(Data about app and page elements)
· · · · ·

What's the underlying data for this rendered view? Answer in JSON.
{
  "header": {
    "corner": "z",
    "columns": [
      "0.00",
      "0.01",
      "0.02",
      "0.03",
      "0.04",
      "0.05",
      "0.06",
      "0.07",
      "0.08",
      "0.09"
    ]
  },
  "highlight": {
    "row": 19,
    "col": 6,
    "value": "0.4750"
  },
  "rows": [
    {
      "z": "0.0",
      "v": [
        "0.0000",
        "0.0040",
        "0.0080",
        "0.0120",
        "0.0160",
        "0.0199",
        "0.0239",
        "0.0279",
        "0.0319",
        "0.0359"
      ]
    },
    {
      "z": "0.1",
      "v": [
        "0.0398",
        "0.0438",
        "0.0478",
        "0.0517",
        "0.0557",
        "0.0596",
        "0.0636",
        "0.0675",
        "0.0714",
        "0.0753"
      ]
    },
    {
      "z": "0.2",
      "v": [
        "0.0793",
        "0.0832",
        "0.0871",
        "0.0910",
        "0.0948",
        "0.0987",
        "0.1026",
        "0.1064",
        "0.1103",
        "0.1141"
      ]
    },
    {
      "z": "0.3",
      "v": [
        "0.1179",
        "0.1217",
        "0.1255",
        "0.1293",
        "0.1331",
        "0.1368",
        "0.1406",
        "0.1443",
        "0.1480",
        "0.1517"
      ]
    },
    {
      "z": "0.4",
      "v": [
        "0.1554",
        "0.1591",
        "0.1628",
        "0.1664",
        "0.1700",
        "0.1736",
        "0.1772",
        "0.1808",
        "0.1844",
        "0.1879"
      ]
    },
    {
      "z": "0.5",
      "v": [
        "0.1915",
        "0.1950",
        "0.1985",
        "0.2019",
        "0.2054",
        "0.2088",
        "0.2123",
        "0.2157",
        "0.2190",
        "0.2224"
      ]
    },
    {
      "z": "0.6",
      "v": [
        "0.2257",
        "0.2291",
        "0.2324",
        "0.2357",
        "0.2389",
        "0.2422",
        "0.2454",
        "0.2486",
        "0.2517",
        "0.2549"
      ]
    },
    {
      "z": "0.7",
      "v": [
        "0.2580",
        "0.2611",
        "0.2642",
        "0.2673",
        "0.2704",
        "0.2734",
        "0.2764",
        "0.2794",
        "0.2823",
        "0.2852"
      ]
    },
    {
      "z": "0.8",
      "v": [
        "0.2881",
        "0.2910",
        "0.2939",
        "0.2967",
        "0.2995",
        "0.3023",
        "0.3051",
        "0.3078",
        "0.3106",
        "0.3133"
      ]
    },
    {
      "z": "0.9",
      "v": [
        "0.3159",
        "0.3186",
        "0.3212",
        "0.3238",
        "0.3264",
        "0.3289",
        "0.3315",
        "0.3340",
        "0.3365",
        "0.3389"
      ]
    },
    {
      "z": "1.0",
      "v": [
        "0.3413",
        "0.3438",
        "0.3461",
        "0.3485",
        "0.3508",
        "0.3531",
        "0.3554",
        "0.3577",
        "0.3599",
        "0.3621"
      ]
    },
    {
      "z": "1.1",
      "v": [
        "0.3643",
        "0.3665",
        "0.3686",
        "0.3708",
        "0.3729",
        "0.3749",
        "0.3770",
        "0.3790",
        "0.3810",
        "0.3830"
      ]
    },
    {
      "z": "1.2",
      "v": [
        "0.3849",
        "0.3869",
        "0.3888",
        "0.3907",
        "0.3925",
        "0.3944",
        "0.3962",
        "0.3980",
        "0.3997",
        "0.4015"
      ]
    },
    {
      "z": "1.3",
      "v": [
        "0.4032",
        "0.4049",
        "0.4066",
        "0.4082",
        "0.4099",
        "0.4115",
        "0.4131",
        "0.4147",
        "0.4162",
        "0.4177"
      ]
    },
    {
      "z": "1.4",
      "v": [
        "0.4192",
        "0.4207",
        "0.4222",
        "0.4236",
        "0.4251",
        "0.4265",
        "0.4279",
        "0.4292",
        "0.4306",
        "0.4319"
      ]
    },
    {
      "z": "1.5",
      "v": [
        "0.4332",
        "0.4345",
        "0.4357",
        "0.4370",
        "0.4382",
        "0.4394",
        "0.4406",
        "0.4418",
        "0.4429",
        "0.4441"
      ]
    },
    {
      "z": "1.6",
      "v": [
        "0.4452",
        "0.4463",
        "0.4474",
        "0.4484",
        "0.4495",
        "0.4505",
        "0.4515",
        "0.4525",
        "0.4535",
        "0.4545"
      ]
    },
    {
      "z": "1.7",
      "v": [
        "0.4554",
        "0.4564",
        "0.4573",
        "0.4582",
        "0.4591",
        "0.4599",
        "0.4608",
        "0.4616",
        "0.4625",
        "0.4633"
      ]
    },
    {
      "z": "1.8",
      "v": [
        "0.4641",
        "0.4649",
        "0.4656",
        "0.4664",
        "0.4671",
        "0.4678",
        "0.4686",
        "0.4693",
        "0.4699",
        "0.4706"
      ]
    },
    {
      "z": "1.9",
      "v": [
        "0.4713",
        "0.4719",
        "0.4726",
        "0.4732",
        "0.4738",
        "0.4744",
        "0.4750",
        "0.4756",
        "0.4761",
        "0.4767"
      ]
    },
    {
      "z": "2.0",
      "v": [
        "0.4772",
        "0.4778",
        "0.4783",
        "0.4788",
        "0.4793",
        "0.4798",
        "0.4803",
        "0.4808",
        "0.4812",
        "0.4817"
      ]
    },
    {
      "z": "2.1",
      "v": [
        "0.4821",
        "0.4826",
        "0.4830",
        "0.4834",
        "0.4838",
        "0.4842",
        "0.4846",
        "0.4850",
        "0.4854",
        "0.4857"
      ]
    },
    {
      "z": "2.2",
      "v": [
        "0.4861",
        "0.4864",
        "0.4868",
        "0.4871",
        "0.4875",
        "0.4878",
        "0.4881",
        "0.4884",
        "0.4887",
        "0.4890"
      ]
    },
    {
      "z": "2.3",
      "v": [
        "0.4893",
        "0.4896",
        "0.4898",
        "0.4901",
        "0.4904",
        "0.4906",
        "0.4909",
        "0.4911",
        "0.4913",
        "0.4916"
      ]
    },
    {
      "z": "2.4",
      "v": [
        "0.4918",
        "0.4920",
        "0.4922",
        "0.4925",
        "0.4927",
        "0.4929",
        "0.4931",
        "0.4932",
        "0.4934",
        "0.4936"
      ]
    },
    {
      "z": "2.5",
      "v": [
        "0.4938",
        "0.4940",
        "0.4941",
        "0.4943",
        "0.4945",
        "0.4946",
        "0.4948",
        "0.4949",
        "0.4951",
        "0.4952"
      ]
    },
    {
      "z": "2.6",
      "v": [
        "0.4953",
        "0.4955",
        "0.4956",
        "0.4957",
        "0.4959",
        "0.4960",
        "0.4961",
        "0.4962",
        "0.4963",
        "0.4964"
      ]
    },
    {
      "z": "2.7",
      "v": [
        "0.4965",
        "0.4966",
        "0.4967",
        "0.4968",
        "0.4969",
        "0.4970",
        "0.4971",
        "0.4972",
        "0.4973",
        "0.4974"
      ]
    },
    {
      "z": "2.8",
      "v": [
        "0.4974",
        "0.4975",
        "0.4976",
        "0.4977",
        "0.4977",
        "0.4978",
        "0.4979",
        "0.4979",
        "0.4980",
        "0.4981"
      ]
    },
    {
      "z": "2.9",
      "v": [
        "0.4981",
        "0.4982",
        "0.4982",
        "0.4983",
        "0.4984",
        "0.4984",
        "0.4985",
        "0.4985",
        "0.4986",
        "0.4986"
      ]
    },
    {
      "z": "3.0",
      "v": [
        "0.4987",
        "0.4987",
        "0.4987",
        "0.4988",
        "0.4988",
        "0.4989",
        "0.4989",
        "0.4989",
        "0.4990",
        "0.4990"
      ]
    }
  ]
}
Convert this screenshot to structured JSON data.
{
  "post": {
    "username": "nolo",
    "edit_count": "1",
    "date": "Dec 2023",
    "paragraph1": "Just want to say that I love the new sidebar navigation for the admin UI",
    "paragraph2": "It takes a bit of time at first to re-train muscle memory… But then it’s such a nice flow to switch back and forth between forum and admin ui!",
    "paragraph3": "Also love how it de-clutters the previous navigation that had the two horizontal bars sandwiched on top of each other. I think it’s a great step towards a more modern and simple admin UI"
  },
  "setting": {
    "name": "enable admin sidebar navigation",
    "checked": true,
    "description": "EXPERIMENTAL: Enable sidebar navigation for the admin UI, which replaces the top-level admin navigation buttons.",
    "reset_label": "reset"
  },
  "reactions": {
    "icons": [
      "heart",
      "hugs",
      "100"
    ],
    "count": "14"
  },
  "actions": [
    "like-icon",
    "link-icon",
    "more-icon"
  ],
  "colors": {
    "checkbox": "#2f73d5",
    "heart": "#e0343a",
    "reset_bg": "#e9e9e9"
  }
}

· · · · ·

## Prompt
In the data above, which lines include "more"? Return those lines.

## Completed task
    "paragraph3": "Also love how it de-clutters the previous navigation that had the two horizontal bars sandwiched on top of each other. I think it’s a great step towards a more modern and simple admin UI"
    "more-icon"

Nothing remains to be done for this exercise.